In Africa, Laader Berg has been strong for more 30 years, and is still growing across the continent – western, north and South Africa; “We are producing three machines at the moment for Africa,” he said.
But it’s a long time since Laader Berg sold machines in the US: Kaland feels that in that market, “you have to have your own people there.” Laader Berg is “quite strong, and increasing our share,” in South America, he said.
Discussing how production of foam, especially for furniture and car seats, has moved to low-cost production countries, in Eastern Europe, and in Asia, Kaland said: “Here you have a challenge ...
because in some of these areas you will find copiers that produce cheaper equipment.” Kaland also noted that, “from European producers we have met harder competition,” recently.
“We know we have better quality machines, we know we are producing machines that are more cost-efficient, but we know that this competition will increase. That is why we are putting so much energy into the relationship with our customers,” Kaland said, Despite the move of some foam production to lower-cost regions, Kaland said, “the most demanding high-quality customers ... you still find them in Europe.” A flexible approach Laader Berg’s customers definitely have an increasing focus on higher quality foam, and Kaland said they are also becoming more demanding in cost-efficiency.
“We have to focus on the things we are good at,” and this now includes more flexibility in the systems, he explained.
As a result, customers, “don’t have to invest a lot of money at the beginning,” they “can gradually improve,” the equipment as their needs change.
Retrofitting is an area where Laader Berg will put more emphasis in future, “much more focus than we have done previously,” Kaland said.
At Ålesund, the philosophy is that it is “supposed to be fun work here,” he said. “That is something you will feel immediately when you walk through the door.” Kaland said that being located in Norway has allowed Laader Berg to employ “very skilled people,” who tend to stay with the company all their working life.
2010: BEST YEAR EVER
Laader Berg’s business has “been growing steadily,” despite the recession. Its earnings have kept increasing: “2010 will be the best year ever for Laader Berg,” Kaland said.
Laader Berg’s results for the last few years confirm this. In 2007 turnover was $6 million, in 2008 it rose to $7.5 million. For 2010, “I think you can add 20 percent,” Kaland said.
The company also has very good forward orders for 2011: that sort of order book, “gives us the opportunity to put additional efforts and focus on R&D for new machine features.
Although the recession had little effect on the business, Kaland said for a Norwegian firm, currency effects have been a big problem.
Kaland thinks Laader Berg’s business has been so steady because the buying process for such machines has such long lead times.
Also, Laader Berg has many projects going on all the time, and is involved many markets, he said.
“That means when one region is down, another is up. That is extremely important.”

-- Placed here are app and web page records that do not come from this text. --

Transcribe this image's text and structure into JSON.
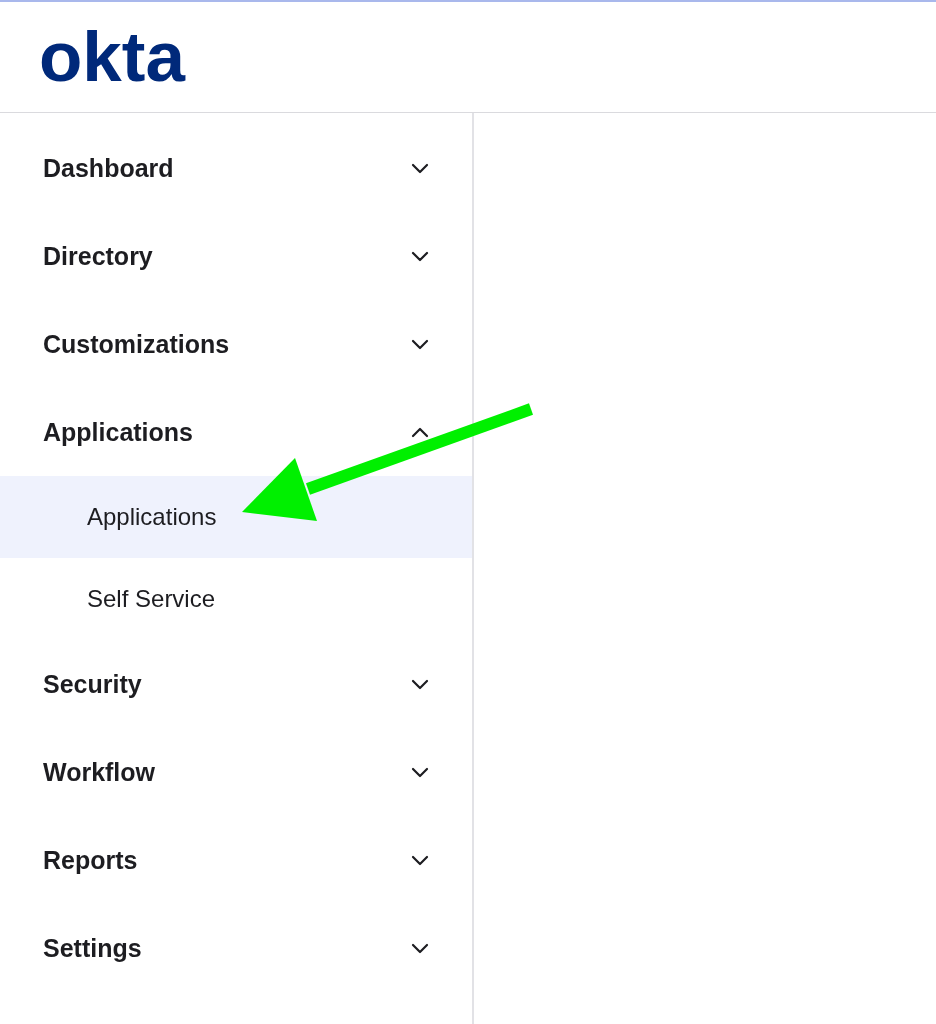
{
  "header": {
    "logo": "okta"
  },
  "sidebar": {
    "items": [
      {
        "label": "Dashboard",
        "expanded": false
      },
      {
        "label": "Directory",
        "expanded": false
      },
      {
        "label": "Customizations",
        "expanded": false
      },
      {
        "label": "Applications",
        "expanded": true,
        "children": [
          {
            "label": "Applications",
            "selected": true
          },
          {
            "label": "Self Service",
            "selected": false
          }
        ]
      },
      {
        "label": "Security",
        "expanded": false
      },
      {
        "label": "Workflow",
        "expanded": false
      },
      {
        "label": "Reports",
        "expanded": false
      },
      {
        "label": "Settings",
        "expanded": false
      }
    ]
  },
  "annotations": [
    {
      "kind": "arrow"
    }
  ]
}
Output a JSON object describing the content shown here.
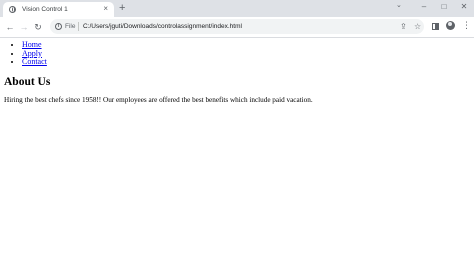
{
  "browser": {
    "tab": {
      "title": "Vision Control 1",
      "close_glyph": "×",
      "favicon": "globe-icon"
    },
    "new_tab_glyph": "+",
    "window_controls": [
      "⌄",
      "–",
      "□",
      "✕"
    ],
    "toolbar": {
      "back_glyph": "←",
      "forward_glyph": "→",
      "reload_glyph": "↻",
      "info_glyph": "i",
      "scheme_label": "File",
      "url": "C:/Users/jguti/Downloads/controlassignment/index.html",
      "share_glyph": "⇪",
      "bookmark_glyph": "☆",
      "menu_glyph": "⋮"
    }
  },
  "page": {
    "nav": [
      {
        "label": "Home"
      },
      {
        "label": "Apply"
      },
      {
        "label": "Contact"
      }
    ],
    "heading": "About Us",
    "paragraph": "Hiring the best chefs since 1958!! Our employees are offered the best benefits which include paid vacation."
  },
  "colors": {
    "tabstrip_bg": "#dee1e6",
    "omnibox_bg": "#f1f3f4",
    "link": "#0000ee"
  }
}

A unique aspect of Maxfoam, according to Laader Berg, is that it gives highly uniform cell structure.
The principle is simple: take advantage of gravity.
Cell formation takes place downwards over a steeply inclined fall-plate. Meanwhile the slab surface follows a near horizontal line of the side paper, to create a flat-topped block.
With the inclined laydown system, foam cells can expand in all directions, upwards and downwards. This creates an even, consistent foam, with no waste of raw materials.
Users can adjust the fall-plate parameters so that foam reaches the horizontal conveyor as “an even and fully expanded slab,” says Laader Berg.
Correctly configured Maxfoam machines, plus the latest chemical technologies, “allow you to create square blocks which produce less waste, higher yield and increased savings,” says the company.
Other foam production systems create uneven cell distribution and density: cells low in the block cannot expand as well as cells at the top.